Cycle C | Ordinary Time | Week 25
– By Fr Ugo Ikwuka
An angel appeared to a Master to reward him for his many years of devoted service. The Master was asked to choose one of three blessings: infinite wealth, infinite fame or infinite wisdom. Without hesitation, the Master asked for infinite wisdom. “You got it!” says the angel, and disappears. The Master was glowing in the aura of wisdom and all his subjects were expecting to hear his first words of wisdom. The Master looks at them and says, “I should have taken the money.”
In our first reading this Sunday, Prophet Amos called out the injustice and exploitation of the poor even amidst the political and religious glitter of the day. Though his observations were made long before Christ, they perfectly reflect the reality in any prosperous society today. Cheating on weights and measures, tampering with scales, inflating the value of goods and deflating the value of money, buying up the poor for money (every man has his price), finding someone gullible enough to pay for what is basically trash!
While petty criminals are daily convicted and our prisons are filled with pickpockets and shoplifters, whole state budgets are disappearing in plush air-conditioned offices occupied by the rich and the politically powerful.
In over 2,000 years of “civilisation” and “religion”, hardly anything has changed! The world is today divided between the rich North, and the poor South, between the First, Second and Third Worlds. In our capitalist society built on competitiveness, it seems to be an accepted norm to have winners and losers.
Many approach life like a ladder, desperately trying to climb to the top and matching on the heads of others in the process.
The Gospel ponders at the decisiveness with which we secure the goods of this world. A steward who faced dismissal for being wasteful acted sharply to secure his future.
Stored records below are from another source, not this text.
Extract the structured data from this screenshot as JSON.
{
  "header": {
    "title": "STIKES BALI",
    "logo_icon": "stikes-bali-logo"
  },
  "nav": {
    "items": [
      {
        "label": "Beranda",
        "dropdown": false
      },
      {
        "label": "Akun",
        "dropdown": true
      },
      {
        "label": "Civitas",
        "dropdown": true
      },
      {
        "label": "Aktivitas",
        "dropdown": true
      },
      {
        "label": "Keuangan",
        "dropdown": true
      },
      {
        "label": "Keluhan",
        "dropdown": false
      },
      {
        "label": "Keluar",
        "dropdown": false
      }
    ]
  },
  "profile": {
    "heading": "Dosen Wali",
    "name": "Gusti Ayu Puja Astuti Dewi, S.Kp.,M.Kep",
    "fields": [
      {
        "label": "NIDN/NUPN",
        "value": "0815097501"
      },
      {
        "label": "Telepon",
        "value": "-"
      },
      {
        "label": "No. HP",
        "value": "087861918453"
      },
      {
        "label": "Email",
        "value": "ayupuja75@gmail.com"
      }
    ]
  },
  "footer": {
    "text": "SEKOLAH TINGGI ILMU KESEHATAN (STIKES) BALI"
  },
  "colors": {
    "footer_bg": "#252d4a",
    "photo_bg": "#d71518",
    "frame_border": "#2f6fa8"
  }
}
He called all his Masters debtors and slashed their debt, counting on their being appreciative and therefore being there for him in return when he is eventually sacked.
A dubious act you would say but a very decisive action which even the Master praised. He was praised, not for his dishonesty (after all the parable didn’t say that the Master changed his mind on firing him) but for his foresight, his craftiness.
It is quite disturbing that we act with such decisiveness when our worldly goods are threatened; our livelihood, our physical health etc. Even without feeling any symptoms, we go to see our doctor for a routine check-up, just to be sure. We take our cars for routine servicing. But, when it comes to our spiritual life we don’t seem to bother. Almost everyone or family has their doctor and their mechanic but how many have spiritual directors?
The spiritual life is about our soul. It is about our relationship with God and others. Jesus laments that it profits one nothing to gain the whole world and lose their soul.
John Newton was a ruthless English slave trader who shipped thousands of slaves from Africa, parked like sardines. Many died in the harsh trans-Atlantic climate and those showing signs of weakness were thrown overboard to drown. But one day, with his ship-load of slaves crossing the Atlantic, he had the extraordinary spiritual awareness that he has lost his soul. Like the endangered steward, he took a decisive step; he stopped his ship, turned it around, went back to Africa and released the slaves. It was an experience that inspired him to compose the song “Amazing grace….”
It is our spiritual consciousness that helps us make sense of the goods of this world; it is what makes for meaningful pursuit and handling of wealth, success, fame, pleasure and relationships. When we lose this consciousness, we are lost.
May be you are at the verge of losing your soul. You are drifting farther and farther away from God and godliness as you increasingly act without qualms. Nothing can be more dangerous. It’s time for you to act decisively. Like John Newton, stop! Like the endangered steward, act now not tomorrow, even if it entails doing something drastic.
Finally, notwithstanding that the love of money is the root of all the evils that Prophet Amos called out at the beginning (1 Tim 6:10), Jesus contends that as the threatened steward creatively secures his future by winning himself friends for the doomsday, money could be creatively deployed to secure one friend for the ultimate day of reckoning – in eternity.
These friends, are the poor about whom Jesus says that whatsoever we do for them, we do for him. An interesting business advert reads: “Whoever says that money can’t buy you happiness doesn’t know where to shop!” When we invest in the poor, money can buy us salvation.
In Luke Chapter 7, a poor community implored Jesus to help a pagan Roman Army General in need because “he loves our people and built our synagogue”. Jesus did.